She enjoyed cutting grass to feed the animals, and learned to wash and iron to help in the house. These skills served her later in life as she earned a living as a domestic worker that helped cared for her children. Evelyn is a long-standing member of the Jerusalem Baptist Church, in Brooklyn.

The mother of four children, nine grand children and six great-grandchildren, she encourages young people to always do what is right and pleasing in the sight of God.

Eighty-seven-year-old Samuel Charles is bishop and the overseer at the Mt. Tabor Spiritual Baptist Church in East New York.

The Trinidad and Tobago native who worked as a painter and security officer for 25 years in the United States describes his early life as wonderful. He played bat & ball in the streets of his homeland Trinidad & Tobago, and became known as a good all-rounder.

Along with his siblings, his day started at 5 am for a four-mile walk to fetch bottles for his mother’s parlor, before walking another mile to attend the Canadian Mission Primary School.

His mantra: “Never use the word old. “I say I am seasoned. Bible says that anything that is old needs to be thrown out. I am not ready to be thrown out so I never refer to myself as old.” He advises that on the way to becoming “seasoned” it’s important to love purely and have fun. “It’s not how long you live; but how well you live,” said the father of nine grandchildren, six great grandchildren.

A mother to five children, 11 grandchildren, and seven great-grand children, Marjorie Joseph, 82 who retired from the General Post Office of Port of Spain, after 34 years, enjoyed her life growing up in Sangre Grande.

The walk to school was only about 10 minutes for Joseph. But she enjoyed every minute of it. An only child, she had many chores to attend to before going to school at St. Francis R.C. Primary.
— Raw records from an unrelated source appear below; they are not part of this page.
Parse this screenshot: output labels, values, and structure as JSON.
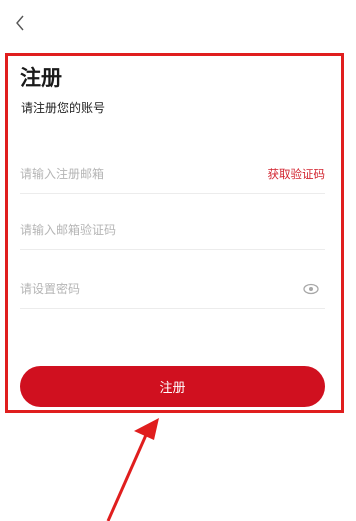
{
  "header": {
    "back_icon": "chevron-left-icon"
  },
  "form": {
    "title": "注册",
    "subtitle": "请注册您的账号",
    "email_placeholder": "请输入注册邮箱",
    "get_code_label": "获取验证码",
    "code_placeholder": "请输入邮箱验证码",
    "password_placeholder": "请设置密码",
    "password_toggle_icon": "eye-icon",
    "submit_label": "注册"
  },
  "colors": {
    "brand_red": "#d0101f",
    "annotation_red": "#e01e1e",
    "link_red": "#d2242f"
  }
}
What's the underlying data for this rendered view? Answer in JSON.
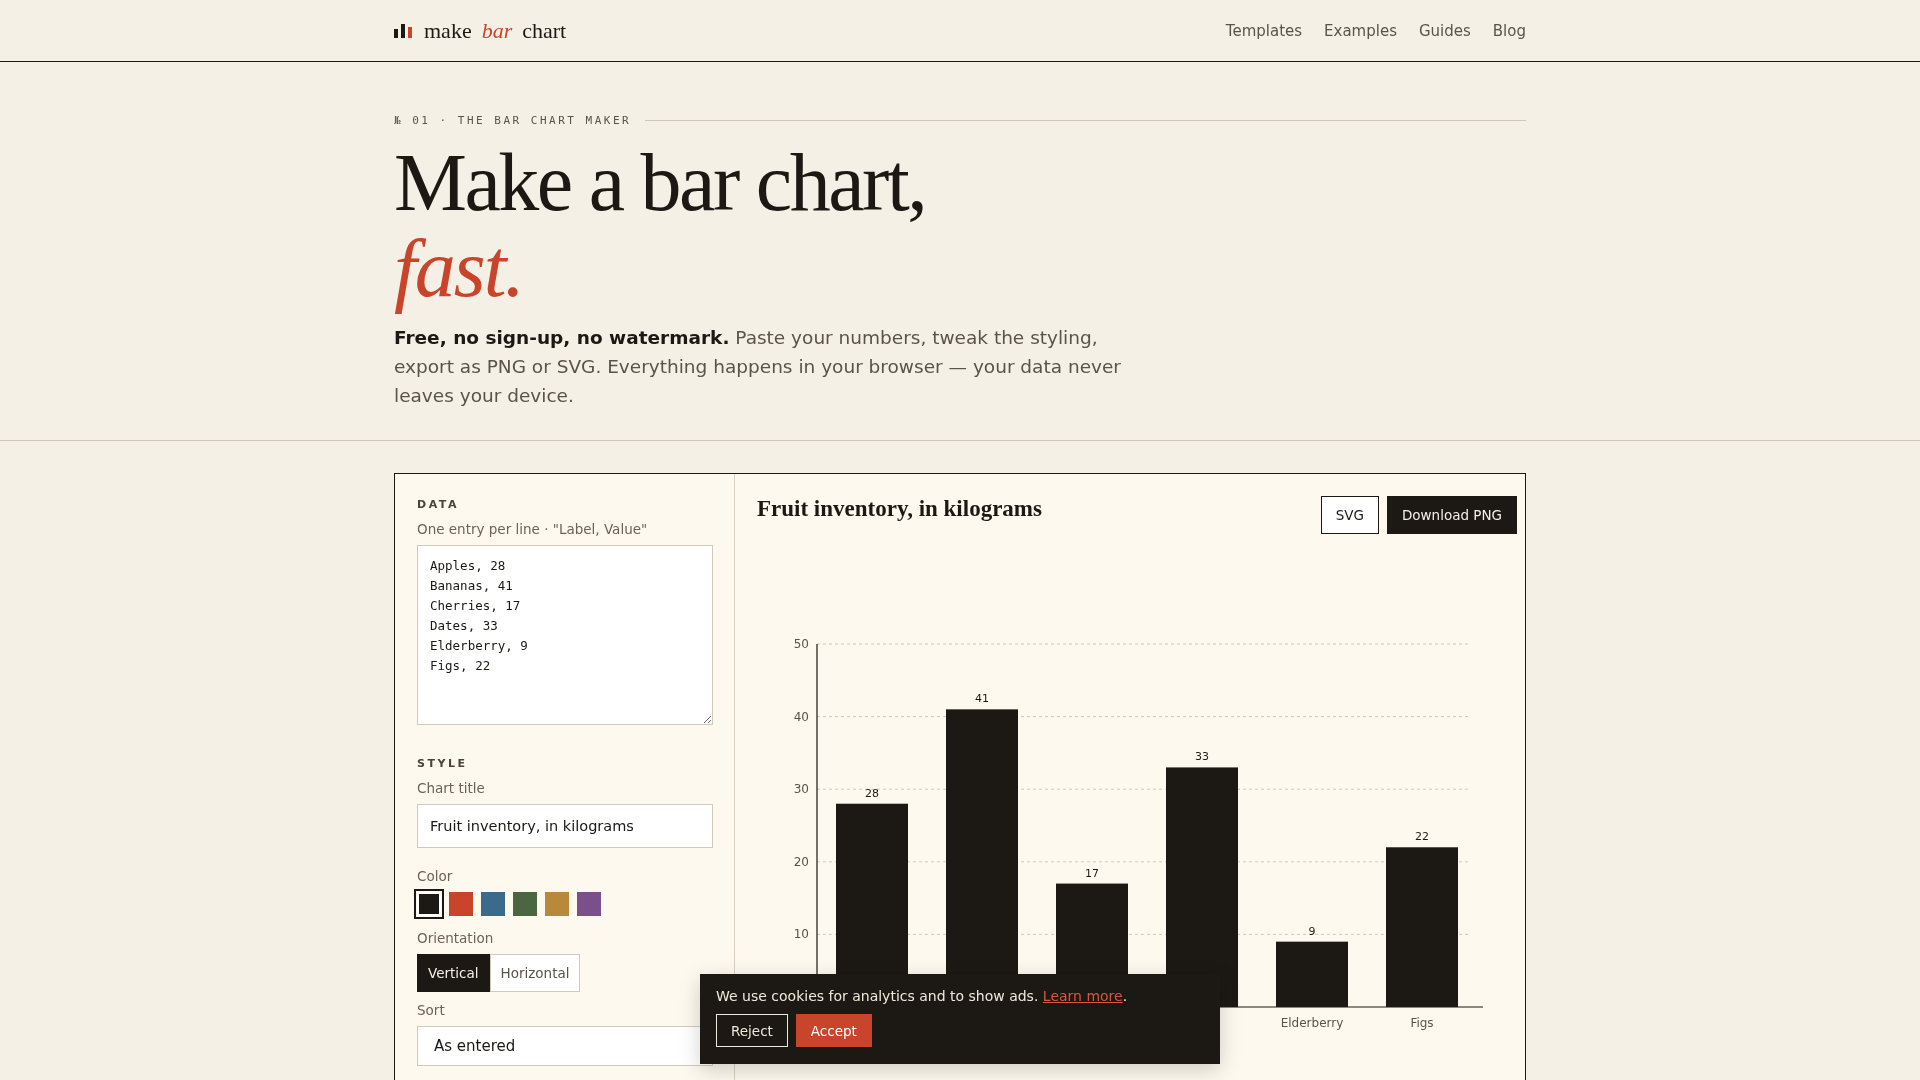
{
  "brand": {
    "parts": [
      "make",
      "bar",
      "chart"
    ]
  },
  "nav": [
    "Templates",
    "Examples",
    "Guides",
    "Blog"
  ],
  "hero": {
    "eyebrow": "№ 01 · THE BAR CHART MAKER",
    "title": "Make a bar chart,",
    "title_accent": "fast.",
    "lead": "**Free, no sign-up, no watermark.** Paste your numbers, tweak the styling, export as PNG or SVG. Everything happens in your browser — your data never leaves your device."
  },
  "editor": {
    "data_heading": "DATA",
    "data_hint": "One entry per line · \"Label, Value\"",
    "entries": [
      "Apples, 28",
      "Bananas, 41",
      "Cherries, 17",
      "Dates, 33",
      "Elderberry, 9",
      "Figs, 22"
    ],
    "style_heading": "STYLE",
    "title_label": "Chart title",
    "title_value": "Fruit inventory, in kilograms",
    "color_label": "Color",
    "colors": [
      {
        "color": "#1c1814",
        "selected": true
      },
      {
        "color": "#c8442a",
        "selected": false
      },
      {
        "color": "#3a6a8c",
        "selected": false
      },
      {
        "color": "#4a6741",
        "selected": false
      },
      {
        "color": "#b8893a",
        "selected": false
      },
      {
        "color": "#7a4f8c",
        "selected": false
      }
    ],
    "orientation_label": "Orientation",
    "orientations": [
      {
        "label": "Vertical",
        "selected": true
      },
      {
        "label": "Horizontal",
        "selected": false
      }
    ],
    "sort_label": "Sort",
    "sort_value": "As entered"
  },
  "preview": {
    "title": "Fruit inventory, in kilograms",
    "buttons": [
      {
        "label": "SVG",
        "kind": "outline"
      },
      {
        "label": "Download PNG",
        "kind": "solid"
      }
    ],
    "chart_data": {
      "type": "bar",
      "categories": [
        null,
        null,
        null,
        null,
        "Elderberry",
        "Figs"
      ],
      "values": [
        28,
        41,
        17,
        33,
        9,
        22
      ],
      "ylim": [
        0,
        50
      ],
      "yticks": [
        10,
        20,
        30,
        40,
        50
      ],
      "grid": true,
      "data_labels": true
    }
  },
  "cookie": {
    "text": "We use cookies for analytics and to show ads.",
    "link": "Learn more",
    "end": ".",
    "buttons": [
      {
        "label": "Reject",
        "kind": "outline"
      },
      {
        "label": "Accept",
        "kind": "accent"
      }
    ]
  }
}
Having peace of mind and eating good, fresh food, are two secrets she offers up as a way of living long.

The delightful elders received, “You Are A Shining Star” award from Yesterday’s Children, Director, Glenda Cadogan for their outstanding contribute to their communities.

Additionally, they received, the Carib News Front Page Award, and Portrait Pictures by Photographer, Dar Riser. Certificates of merit, and flowers, courtesy Plaza Florist / Trinbago Express Shippers were also presented to the honorees.

Cadogan, reflected on the past nine years, and looked towards her 10th anniversary in 2020, noting that God never gives you the vision without supplying the provision, before thanking Colin Winter, Shirma Cadogan, Michelle Young, Gail Yvette David, Danella Abbey, Mark Bishop, B. Nandi Jacob, Jaael Cudjoe, and Khali Keyi, for making her dream possible.

Tracey Leacock and Sonia Daly hosted the event while Shirma Cadogan delivered blessings.

Sybil Teresa Smith, and son, prominent Guyanese-American fashion designer, Roger Gary.
Solwazi Afi Olusola